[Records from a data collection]

=== Begin Enclosure ===

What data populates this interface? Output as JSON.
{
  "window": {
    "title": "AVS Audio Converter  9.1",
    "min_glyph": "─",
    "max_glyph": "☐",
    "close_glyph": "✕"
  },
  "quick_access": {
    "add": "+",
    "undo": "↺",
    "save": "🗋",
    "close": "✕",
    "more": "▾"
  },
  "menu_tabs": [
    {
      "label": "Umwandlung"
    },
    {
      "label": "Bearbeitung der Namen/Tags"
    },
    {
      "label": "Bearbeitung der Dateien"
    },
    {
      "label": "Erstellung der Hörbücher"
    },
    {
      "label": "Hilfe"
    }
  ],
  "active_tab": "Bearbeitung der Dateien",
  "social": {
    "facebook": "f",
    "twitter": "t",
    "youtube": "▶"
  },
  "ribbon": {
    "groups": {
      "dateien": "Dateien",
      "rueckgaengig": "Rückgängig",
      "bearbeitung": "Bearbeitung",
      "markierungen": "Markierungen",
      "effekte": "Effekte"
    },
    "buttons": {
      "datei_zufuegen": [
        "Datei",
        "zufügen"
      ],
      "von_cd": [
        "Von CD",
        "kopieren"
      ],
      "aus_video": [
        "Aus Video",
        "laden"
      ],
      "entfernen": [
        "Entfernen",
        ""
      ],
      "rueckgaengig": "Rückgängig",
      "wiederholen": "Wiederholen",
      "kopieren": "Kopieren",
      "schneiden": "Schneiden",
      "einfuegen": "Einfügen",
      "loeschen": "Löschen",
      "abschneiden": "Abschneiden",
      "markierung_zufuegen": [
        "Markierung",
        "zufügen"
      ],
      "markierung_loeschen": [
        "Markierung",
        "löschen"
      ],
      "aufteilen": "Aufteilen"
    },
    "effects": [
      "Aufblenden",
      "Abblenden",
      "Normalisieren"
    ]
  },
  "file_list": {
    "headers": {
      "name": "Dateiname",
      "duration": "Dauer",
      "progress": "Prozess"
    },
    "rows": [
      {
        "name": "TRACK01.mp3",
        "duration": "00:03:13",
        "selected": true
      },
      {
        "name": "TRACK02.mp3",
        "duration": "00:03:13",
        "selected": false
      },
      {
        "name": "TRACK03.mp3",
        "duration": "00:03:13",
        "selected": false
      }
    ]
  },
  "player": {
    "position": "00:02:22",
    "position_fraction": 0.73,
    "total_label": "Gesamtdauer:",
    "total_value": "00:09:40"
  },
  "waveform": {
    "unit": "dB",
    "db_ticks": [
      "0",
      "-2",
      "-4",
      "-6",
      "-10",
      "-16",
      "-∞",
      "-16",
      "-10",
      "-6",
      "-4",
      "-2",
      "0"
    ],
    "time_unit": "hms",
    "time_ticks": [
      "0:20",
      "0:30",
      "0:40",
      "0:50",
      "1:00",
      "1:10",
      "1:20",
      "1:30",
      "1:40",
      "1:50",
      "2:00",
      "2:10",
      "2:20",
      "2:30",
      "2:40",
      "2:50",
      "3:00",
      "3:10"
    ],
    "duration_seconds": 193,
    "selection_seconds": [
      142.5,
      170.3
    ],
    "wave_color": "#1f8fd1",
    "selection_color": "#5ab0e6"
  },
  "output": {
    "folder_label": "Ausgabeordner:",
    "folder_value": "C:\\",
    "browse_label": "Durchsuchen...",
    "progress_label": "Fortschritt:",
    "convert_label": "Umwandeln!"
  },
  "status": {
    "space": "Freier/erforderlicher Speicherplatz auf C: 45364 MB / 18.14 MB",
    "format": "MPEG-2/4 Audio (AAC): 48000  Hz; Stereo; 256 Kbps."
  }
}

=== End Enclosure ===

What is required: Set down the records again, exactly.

Task answer:
What data populates this interface? Output as JSON.
{
  "window": {
    "title": "AVS Audio Converter  9.1",
    "min_glyph": "─",
    "max_glyph": "☐",
    "close_glyph": "✕"
  },
  "quick_access": {
    "add": "+",
    "undo": "↺",
    "save": "🗋",
    "close": "✕",
    "more": "▾"
  },
  "menu_tabs": [
    {
      "label": "Umwandlung"
    },
    {
      "label": "Bearbeitung der Namen/Tags"
    },
    {
      "label": "Bearbeitung der Dateien"
    },
    {
      "label": "Erstellung der Hörbücher"
    },
    {
      "label": "Hilfe"
    }
  ],
  "active_tab": "Bearbeitung der Dateien",
  "social": {
    "facebook": "f",
    "twitter": "t",
    "youtube": "▶"
  },
  "ribbon": {
    "groups": {
      "dateien": "Dateien",
      "rueckgaengig": "Rückgängig",
      "bearbeitung": "Bearbeitung",
      "markierungen": "Markierungen",
      "effekte": "Effekte"
    },
    "buttons": {
      "datei_zufuegen": [
        "Datei",
        "zufügen"
      ],
      "von_cd": [
        "Von CD",
        "kopieren"
      ],
      "aus_video": [
        "Aus Video",
        "laden"
      ],
      "entfernen": [
        "Entfernen",
        ""
      ],
      "rueckgaengig": "Rückgängig",
      "wiederholen": "Wiederholen",
      "kopieren": "Kopieren",
      "schneiden": "Schneiden",
      "einfuegen": "Einfügen",
      "loeschen": "Löschen",
      "abschneiden": "Abschneiden",
      "markierung_zufuegen": [
        "Markierung",
        "zufügen"
      ],
      "markierung_loeschen": [
        "Markierung",
        "löschen"
      ],
      "aufteilen": "Aufteilen"
    },
    "effects": [
      "Aufblenden",
      "Abblenden",
      "Normalisieren"
    ]
  },
  "file_list": {
    "headers": {
      "name": "Dateiname",
      "duration": "Dauer",
      "progress": "Prozess"
    },
    "rows": [
      {
        "name": "TRACK01.mp3",
        "duration": "00:03:13",
        "selected": true
      },
      {
        "name": "TRACK02.mp3",
        "duration": "00:03:13",
        "selected": false
      },
      {
        "name": "TRACK03.mp3",
        "duration": "00:03:13",
        "selected": false
      }
    ]
  },
  "player": {
    "position": "00:02:22",
    "position_fraction": 0.73,
    "total_label": "Gesamtdauer:",
    "total_value": "00:09:40"
  },
  "waveform": {
    "unit": "dB",
    "db_ticks": [
      "0",
      "-2",
      "-4",
      "-6",
      "-10",
      "-16",
      "-∞",
      "-16",
      "-10",
      "-6",
      "-4",
      "-2",
      "0"
    ],
    "time_unit": "hms",
    "time_ticks": [
      "0:20",
      "0:30",
      "0:40",
      "0:50",
      "1:00",
      "1:10",
      "1:20",
      "1:30",
      "1:40",
      "1:50",
      "2:00",
      "2:10",
      "2:20",
      "2:30",
      "2:40",
      "2:50",
      "3:00",
      "3:10"
    ],
    "duration_seconds": 193,
    "selection_seconds": [
      142.5,
      170.3
    ],
    "wave_color": "#1f8fd1",
    "selection_color": "#5ab0e6"
  },
  "output": {
    "folder_label": "Ausgabeordner:",
    "folder_value": "C:\\",
    "browse_label": "Durchsuchen...",
    "progress_label": "Fortschritt:",
    "convert_label": "Umwandeln!"
  },
  "status": {
    "space": "Freier/erforderlicher Speicherplatz auf C: 45364 MB / 18.14 MB",
    "format": "MPEG-2/4 Audio (AAC): 48000  Hz; Stereo; 256 Kbps."
  }
}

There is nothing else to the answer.